[Problem to work on] Output the data in full. Keep every entry exactly as written.

[Extracted records]
===

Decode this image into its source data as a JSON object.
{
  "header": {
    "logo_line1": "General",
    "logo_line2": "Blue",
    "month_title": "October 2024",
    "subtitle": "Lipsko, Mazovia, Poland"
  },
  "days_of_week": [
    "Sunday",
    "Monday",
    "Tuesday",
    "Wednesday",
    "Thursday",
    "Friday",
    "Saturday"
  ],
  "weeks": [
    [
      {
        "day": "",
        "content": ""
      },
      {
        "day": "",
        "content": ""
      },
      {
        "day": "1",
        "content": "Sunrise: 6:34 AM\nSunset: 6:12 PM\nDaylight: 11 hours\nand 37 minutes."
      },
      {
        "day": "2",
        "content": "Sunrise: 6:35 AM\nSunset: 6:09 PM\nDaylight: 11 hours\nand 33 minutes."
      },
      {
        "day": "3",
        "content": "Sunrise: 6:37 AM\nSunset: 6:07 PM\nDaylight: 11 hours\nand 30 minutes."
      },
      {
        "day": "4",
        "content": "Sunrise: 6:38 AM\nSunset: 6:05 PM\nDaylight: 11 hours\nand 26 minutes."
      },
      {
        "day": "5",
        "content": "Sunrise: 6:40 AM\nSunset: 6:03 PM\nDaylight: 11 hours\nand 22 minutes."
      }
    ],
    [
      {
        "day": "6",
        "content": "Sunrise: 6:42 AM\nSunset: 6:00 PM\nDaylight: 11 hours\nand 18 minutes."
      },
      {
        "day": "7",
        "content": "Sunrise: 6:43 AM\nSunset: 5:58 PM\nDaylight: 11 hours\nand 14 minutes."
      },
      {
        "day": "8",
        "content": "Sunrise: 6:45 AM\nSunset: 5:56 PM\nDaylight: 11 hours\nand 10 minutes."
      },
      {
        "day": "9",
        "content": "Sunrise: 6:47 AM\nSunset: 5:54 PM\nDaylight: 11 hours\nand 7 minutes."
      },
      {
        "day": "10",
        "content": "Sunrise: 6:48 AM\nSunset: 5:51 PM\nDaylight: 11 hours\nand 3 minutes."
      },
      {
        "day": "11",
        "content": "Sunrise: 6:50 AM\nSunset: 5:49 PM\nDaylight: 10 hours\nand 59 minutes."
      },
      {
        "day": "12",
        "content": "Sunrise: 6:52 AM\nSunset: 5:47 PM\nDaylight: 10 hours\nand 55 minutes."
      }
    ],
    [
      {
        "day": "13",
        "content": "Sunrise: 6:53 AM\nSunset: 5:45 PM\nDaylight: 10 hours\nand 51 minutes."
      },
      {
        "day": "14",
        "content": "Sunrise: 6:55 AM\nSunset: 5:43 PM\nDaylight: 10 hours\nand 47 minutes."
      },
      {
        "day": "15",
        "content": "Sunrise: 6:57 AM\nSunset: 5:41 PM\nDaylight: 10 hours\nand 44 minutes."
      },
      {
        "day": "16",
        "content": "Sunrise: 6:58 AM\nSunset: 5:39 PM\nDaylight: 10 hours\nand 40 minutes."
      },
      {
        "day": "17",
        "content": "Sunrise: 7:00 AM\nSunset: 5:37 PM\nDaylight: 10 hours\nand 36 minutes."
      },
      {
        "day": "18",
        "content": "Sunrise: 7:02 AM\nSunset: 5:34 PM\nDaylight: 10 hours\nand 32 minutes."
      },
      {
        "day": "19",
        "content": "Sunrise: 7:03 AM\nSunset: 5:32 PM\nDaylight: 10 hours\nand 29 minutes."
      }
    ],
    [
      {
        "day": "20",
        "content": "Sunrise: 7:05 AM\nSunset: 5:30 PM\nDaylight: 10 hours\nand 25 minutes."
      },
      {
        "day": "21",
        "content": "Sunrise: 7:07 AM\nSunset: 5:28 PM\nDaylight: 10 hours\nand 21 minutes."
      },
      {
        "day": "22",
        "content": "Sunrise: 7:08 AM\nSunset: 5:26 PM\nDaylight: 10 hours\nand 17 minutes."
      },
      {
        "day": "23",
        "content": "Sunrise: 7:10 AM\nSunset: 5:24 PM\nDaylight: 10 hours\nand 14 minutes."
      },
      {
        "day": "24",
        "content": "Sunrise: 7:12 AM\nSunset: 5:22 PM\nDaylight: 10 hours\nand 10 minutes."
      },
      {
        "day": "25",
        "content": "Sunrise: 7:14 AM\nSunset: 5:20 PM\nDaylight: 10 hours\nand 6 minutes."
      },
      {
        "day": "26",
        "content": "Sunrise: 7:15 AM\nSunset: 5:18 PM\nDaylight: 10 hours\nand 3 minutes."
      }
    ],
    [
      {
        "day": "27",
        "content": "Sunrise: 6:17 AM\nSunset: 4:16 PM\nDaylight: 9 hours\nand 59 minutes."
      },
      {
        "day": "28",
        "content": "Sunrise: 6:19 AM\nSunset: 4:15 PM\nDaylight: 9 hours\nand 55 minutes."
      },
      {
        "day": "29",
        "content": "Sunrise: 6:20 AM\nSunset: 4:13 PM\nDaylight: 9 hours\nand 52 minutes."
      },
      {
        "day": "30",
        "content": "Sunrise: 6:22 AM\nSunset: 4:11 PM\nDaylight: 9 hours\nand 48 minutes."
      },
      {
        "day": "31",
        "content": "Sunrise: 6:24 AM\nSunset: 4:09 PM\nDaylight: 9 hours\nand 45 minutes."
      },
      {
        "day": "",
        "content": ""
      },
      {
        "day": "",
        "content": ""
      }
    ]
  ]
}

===

[Task response]
Decode this image into its source data as a JSON object.
{
  "header": {
    "logo_line1": "General",
    "logo_line2": "Blue",
    "month_title": "October 2024",
    "subtitle": "Lipsko, Mazovia, Poland"
  },
  "days_of_week": [
    "Sunday",
    "Monday",
    "Tuesday",
    "Wednesday",
    "Thursday",
    "Friday",
    "Saturday"
  ],
  "weeks": [
    [
      {
        "day": "",
        "content": ""
      },
      {
        "day": "",
        "content": ""
      },
      {
        "day": "1",
        "content": "Sunrise: 6:34 AM\nSunset: 6:12 PM\nDaylight: 11 hours\nand 37 minutes."
      },
      {
        "day": "2",
        "content": "Sunrise: 6:35 AM\nSunset: 6:09 PM\nDaylight: 11 hours\nand 33 minutes."
      },
      {
        "day": "3",
        "content": "Sunrise: 6:37 AM\nSunset: 6:07 PM\nDaylight: 11 hours\nand 30 minutes."
      },
      {
        "day": "4",
        "content": "Sunrise: 6:38 AM\nSunset: 6:05 PM\nDaylight: 11 hours\nand 26 minutes."
      },
      {
        "day": "5",
        "content": "Sunrise: 6:40 AM\nSunset: 6:03 PM\nDaylight: 11 hours\nand 22 minutes."
      }
    ],
    [
      {
        "day": "6",
        "content": "Sunrise: 6:42 AM\nSunset: 6:00 PM\nDaylight: 11 hours\nand 18 minutes."
      },
      {
        "day": "7",
        "content": "Sunrise: 6:43 AM\nSunset: 5:58 PM\nDaylight: 11 hours\nand 14 minutes."
      },
      {
        "day": "8",
        "content": "Sunrise: 6:45 AM\nSunset: 5:56 PM\nDaylight: 11 hours\nand 10 minutes."
      },
      {
        "day": "9",
        "content": "Sunrise: 6:47 AM\nSunset: 5:54 PM\nDaylight: 11 hours\nand 7 minutes."
      },
      {
        "day": "10",
        "content": "Sunrise: 6:48 AM\nSunset: 5:51 PM\nDaylight: 11 hours\nand 3 minutes."
      },
      {
        "day": "11",
        "content": "Sunrise: 6:50 AM\nSunset: 5:49 PM\nDaylight: 10 hours\nand 59 minutes."
      },
      {
        "day": "12",
        "content": "Sunrise: 6:52 AM\nSunset: 5:47 PM\nDaylight: 10 hours\nand 55 minutes."
      }
    ],
    [
      {
        "day": "13",
        "content": "Sunrise: 6:53 AM\nSunset: 5:45 PM\nDaylight: 10 hours\nand 51 minutes."
      },
      {
        "day": "14",
        "content": "Sunrise: 6:55 AM\nSunset: 5:43 PM\nDaylight: 10 hours\nand 47 minutes."
      },
      {
        "day": "15",
        "content": "Sunrise: 6:57 AM\nSunset: 5:41 PM\nDaylight: 10 hours\nand 44 minutes."
      },
      {
        "day": "16",
        "content": "Sunrise: 6:58 AM\nSunset: 5:39 PM\nDaylight: 10 hours\nand 40 minutes."
      },
      {
        "day": "17",
        "content": "Sunrise: 7:00 AM\nSunset: 5:37 PM\nDaylight: 10 hours\nand 36 minutes."
      },
      {
        "day": "18",
        "content": "Sunrise: 7:02 AM\nSunset: 5:34 PM\nDaylight: 10 hours\nand 32 minutes."
      },
      {
        "day": "19",
        "content": "Sunrise: 7:03 AM\nSunset: 5:32 PM\nDaylight: 10 hours\nand 29 minutes."
      }
    ],
    [
      {
        "day": "20",
        "content": "Sunrise: 7:05 AM\nSunset: 5:30 PM\nDaylight: 10 hours\nand 25 minutes."
      },
      {
        "day": "21",
        "content": "Sunrise: 7:07 AM\nSunset: 5:28 PM\nDaylight: 10 hours\nand 21 minutes."
      },
      {
        "day": "22",
        "content": "Sunrise: 7:08 AM\nSunset: 5:26 PM\nDaylight: 10 hours\nand 17 minutes."
      },
      {
        "day": "23",
        "content": "Sunrise: 7:10 AM\nSunset: 5:24 PM\nDaylight: 10 hours\nand 14 minutes."
      },
      {
        "day": "24",
        "content": "Sunrise: 7:12 AM\nSunset: 5:22 PM\nDaylight: 10 hours\nand 10 minutes."
      },
      {
        "day": "25",
        "content": "Sunrise: 7:14 AM\nSunset: 5:20 PM\nDaylight: 10 hours\nand 6 minutes."
      },
      {
        "day": "26",
        "content": "Sunrise: 7:15 AM\nSunset: 5:18 PM\nDaylight: 10 hours\nand 3 minutes."
      }
    ],
    [
      {
        "day": "27",
        "content": "Sunrise: 6:17 AM\nSunset: 4:16 PM\nDaylight: 9 hours\nand 59 minutes."
      },
      {
        "day": "28",
        "content": "Sunrise: 6:19 AM\nSunset: 4:15 PM\nDaylight: 9 hours\nand 55 minutes."
      },
      {
        "day": "29",
        "content": "Sunrise: 6:20 AM\nSunset: 4:13 PM\nDaylight: 9 hours\nand 52 minutes."
      },
      {
        "day": "30",
        "content": "Sunrise: 6:22 AM\nSunset: 4:11 PM\nDaylight: 9 hours\nand 48 minutes."
      },
      {
        "day": "31",
        "content": "Sunrise: 6:24 AM\nSunset: 4:09 PM\nDaylight: 9 hours\nand 45 minutes."
      },
      {
        "day": "",
        "content": ""
      },
      {
        "day": "",
        "content": ""
      }
    ]
  ]
}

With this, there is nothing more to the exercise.